Improving DFID programming, and
DFID is poised to play a leading role in data for development, through investments in its core data systems, leveraging expertise of its advisory cadres, and strengthening country data systems.
Clarity for partners and suppliers: As a supplement to the strategy, DFID lays out guidance, advice, and controls for partners and suppliers to use when submitting (and then implementing) digital proposals. The document clearly seeks to prevent “build-it-and-they-will-come” technology. It does so both by asking suppliers how they plan to meet user needs and internally using the Digital Grid tool to prevent “pilot-itis,” learning lessons from other programmes and checking to see what has worked well. However, the Digital Grid tool is only visible to DFID staff – but for added effectiveness, they should prioritize making the tool available throughout the development community, as it is highly valuable and could allow for better dissemination of digital lessons learned.
We also identified a few missing elements:
Failure and risk: Notably absent from the strategy is the word “failure” – but we know that increasing the use of digital tools in DFID programming will yield both successes and failures. DFID’s growing uptake of adaptive management echoes the familiar nature of Agile approaches to technology implementation – we know that identifying guidelines for technical iteration and supporting off ramps for failing innovations support programme teams to learn and adjust, as needed.
Data privacy: While efforts to safeguard DFID’s internal data systems are welcome, the strategy is missing an emphasis on ensuring the privacy of data collected by DFID and its partners – particularly data on marginalized communities. Efforts to strengthen national data systems and to further data disaggregation (e.g. by gender, age, disability, etc.) will create new risks, requiring new investments in ensuring data security.

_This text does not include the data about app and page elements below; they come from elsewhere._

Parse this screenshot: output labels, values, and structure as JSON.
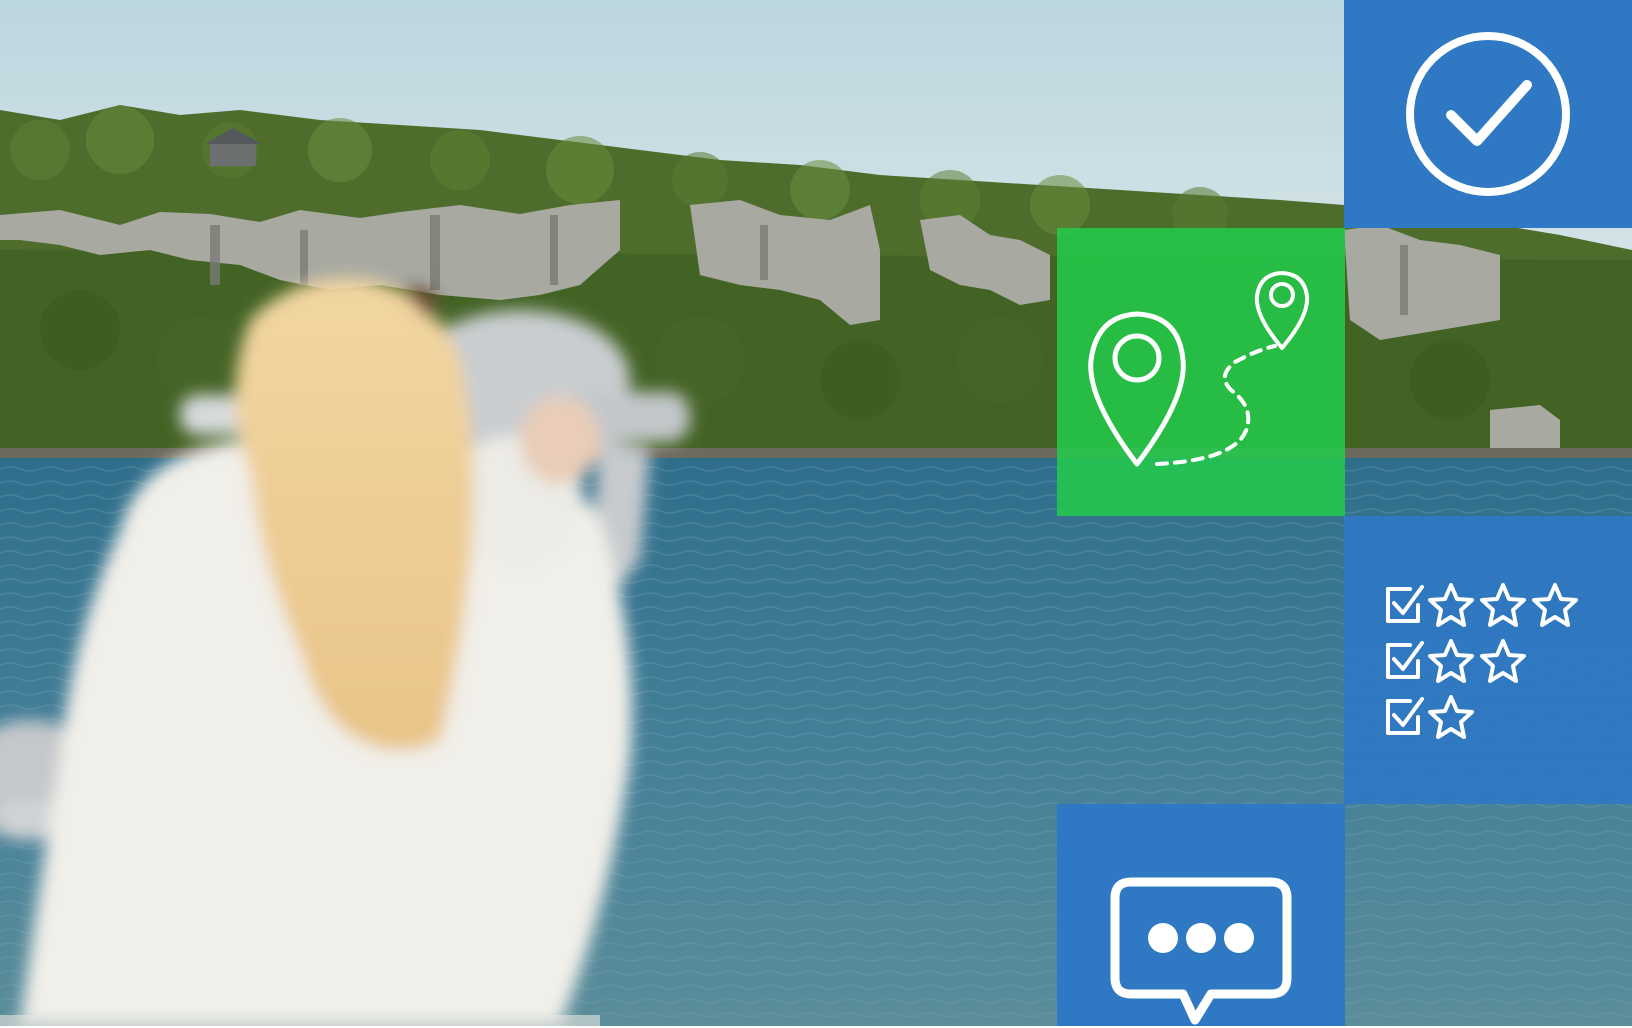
{
  "scene": {
    "description_tags": [
      "woman",
      "coin-operated-binoculars",
      "lake",
      "forested-cliffs",
      "sky"
    ]
  },
  "tiles": [
    {
      "name": "check-tile",
      "icon": "check-circle-icon",
      "color": "#2f78c4"
    },
    {
      "name": "route-tile",
      "icon": "map-route-icon",
      "color": "#22cc4a"
    },
    {
      "name": "rating-tile",
      "icon": "checklist-stars-icon",
      "color": "#2f78c4"
    },
    {
      "name": "chat-tile",
      "icon": "chat-bubble-icon",
      "color": "#2f78c4"
    }
  ],
  "colors": {
    "blue": "#2f78c4",
    "green": "#22cc4a",
    "sky": "#c6dbe2",
    "lake": "#3f7a96",
    "forest": "#4f6f2e",
    "cliff": "#9fa29a"
  }
}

Other digital actors: DFID is not alone in its quest to “do development better” by strategically embracing digital. However, it can play a key role in this growing community by seeking opportunities to partner around digital infrastructure and tooling to raise capabilities within countries. As aptly put in the tweet below, efforts to recognize and engage with what others are funding and implementing around digital solutions are needed to prevent scenarios like the 45 district-level mHealth initiatives existing in Malawi, alone.

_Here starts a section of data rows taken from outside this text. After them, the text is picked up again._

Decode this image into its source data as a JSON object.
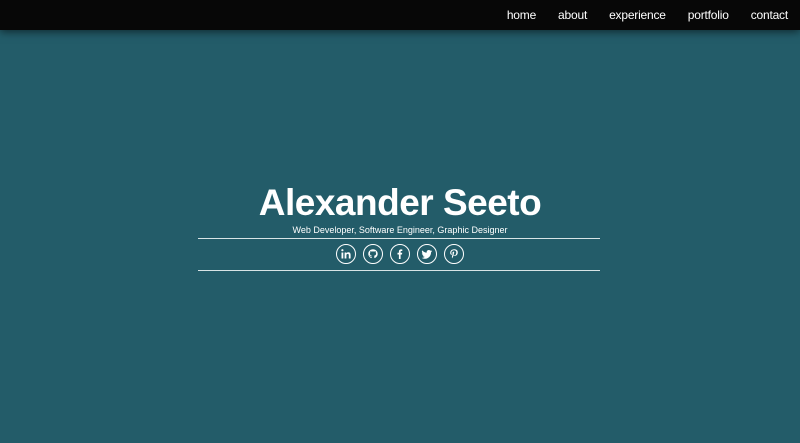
{
  "nav": {
    "items": [
      {
        "label": "home"
      },
      {
        "label": "about"
      },
      {
        "label": "experience"
      },
      {
        "label": "portfolio"
      },
      {
        "label": "contact"
      }
    ]
  },
  "hero": {
    "name": "Alexander Seeto",
    "tagline": "Web Developer, Software Engineer, Graphic Designer"
  },
  "social": {
    "icons": [
      "linkedin-icon",
      "github-icon",
      "facebook-icon",
      "twitter-icon",
      "pinterest-icon"
    ]
  },
  "colors": {
    "background": "#235c69",
    "navbar": "#070707",
    "text": "#ffffff"
  }
}
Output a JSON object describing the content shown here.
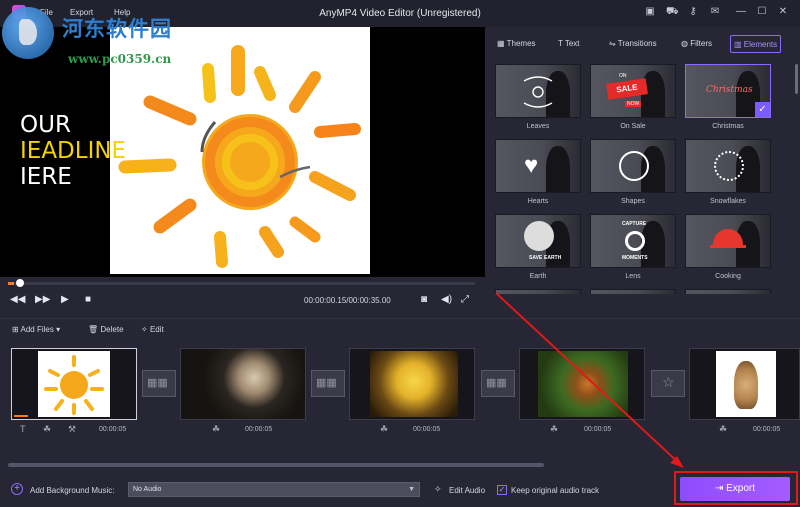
{
  "menu": {
    "file": "File",
    "export": "Export",
    "help": "Help"
  },
  "title": "AnyMP4 Video Editor (Unregistered)",
  "watermark": {
    "cn": "河东软件园",
    "url": "www.pc0359.cn"
  },
  "preview": {
    "headline": [
      "OUR",
      "IEADLINE",
      "IERE"
    ],
    "timecode": "00:00:00.15/00:00:35.00",
    "progress_fraction": 0.004
  },
  "tabs": [
    {
      "label": "Themes",
      "icon": "themes-icon"
    },
    {
      "label": "Text",
      "icon": "text-icon"
    },
    {
      "label": "Transitions",
      "icon": "transitions-icon"
    },
    {
      "label": "Filters",
      "icon": "filters-icon"
    },
    {
      "label": "Elements",
      "icon": "elements-icon",
      "active": true
    }
  ],
  "elements": [
    {
      "label": "Leaves"
    },
    {
      "label": "On Sale"
    },
    {
      "label": "Christmas",
      "selected": true
    },
    {
      "label": "Hearts"
    },
    {
      "label": "Shapes"
    },
    {
      "label": "Snowflakes"
    },
    {
      "label": "Earth"
    },
    {
      "label": "Lens"
    },
    {
      "label": "Cooking"
    }
  ],
  "thumb_text": {
    "sale_top": "ON",
    "sale": "SALE",
    "sale_bottom": "NOW",
    "christmas": "Christmas",
    "capture": "CAPTURE",
    "moments": "MOMENTS",
    "save": "SAVE",
    "earth": "EARTH"
  },
  "timeline_toolbar": {
    "add_files": "Add Files",
    "delete": "Delete",
    "edit": "Edit"
  },
  "clips": [
    {
      "duration": "00:00:05"
    },
    {
      "duration": "00:00:05"
    },
    {
      "duration": "00:00:05"
    },
    {
      "duration": "00:00:05"
    },
    {
      "duration": "00:00:05"
    }
  ],
  "bottom": {
    "bg_music_label": "Add Background Music:",
    "bg_music_value": "No Audio",
    "edit_audio": "Edit Audio",
    "keep_audio": "Keep original audio track",
    "keep_audio_checked": true,
    "export": "Export"
  },
  "colors": {
    "accent": "#8b6bff",
    "export": "#9a55ff",
    "highlight": "#e01a1a",
    "progress": "#ff7a1a"
  }
}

All in all, the digital strategy sets the tone for how DFID sees, and will drive, development in a digital world – setting a practical vision for how digital solutions should enhance DFID processes and programming in the future.
Thumbnail Image: DFID Digital Strategy 2018 to 2020: Doing Development in a Digital World. Picture GSMA
The Overseas Development Institute (ODI) has also shared thoughts and takeaways from the new DFID Digital Strategy. For more insights, check out their blog post, “Four reasons why DFID’s new digital strategy is one to watch”, here!
Representatives from Development Gateway: an IREX Venture (DG) will be attending the African Green Revolution Forum (AGRF) from September 5-9 in Kigali, Rwanda to highlight two projects: the Visualizing Insights on African Agriculture (VIFAA) project and the Farmer-Centric Data Governance Models project.
Data governance frameworks are essential as data and technology continue to become increasingly central to how governments, institutions, groups, and individuals all interact with one another and among themselves. Here are the best practices DG has learned in creating data governance frameworks so far.
In Episode 2 of "Data…for What?!," a podcast series from Development Gateway: an IREX Venture (DG) which explores our new strategic plan, Josh Powell met with experts from DG and IREX to discuss DG’s expansion into the education, media and disinformation, and youth sectors. The conversations explore the most pressing challenges and greatest opportunities for data and technology to positively impact these sectors and discuss how these trends are likely to play out in the years ahead. Based on these trends, the experts explain the unique fit for DG’s skills and specific opportunities for collaboration that align with the vision of DG’s partnership with IREX, which has a long and successful history working in each sector.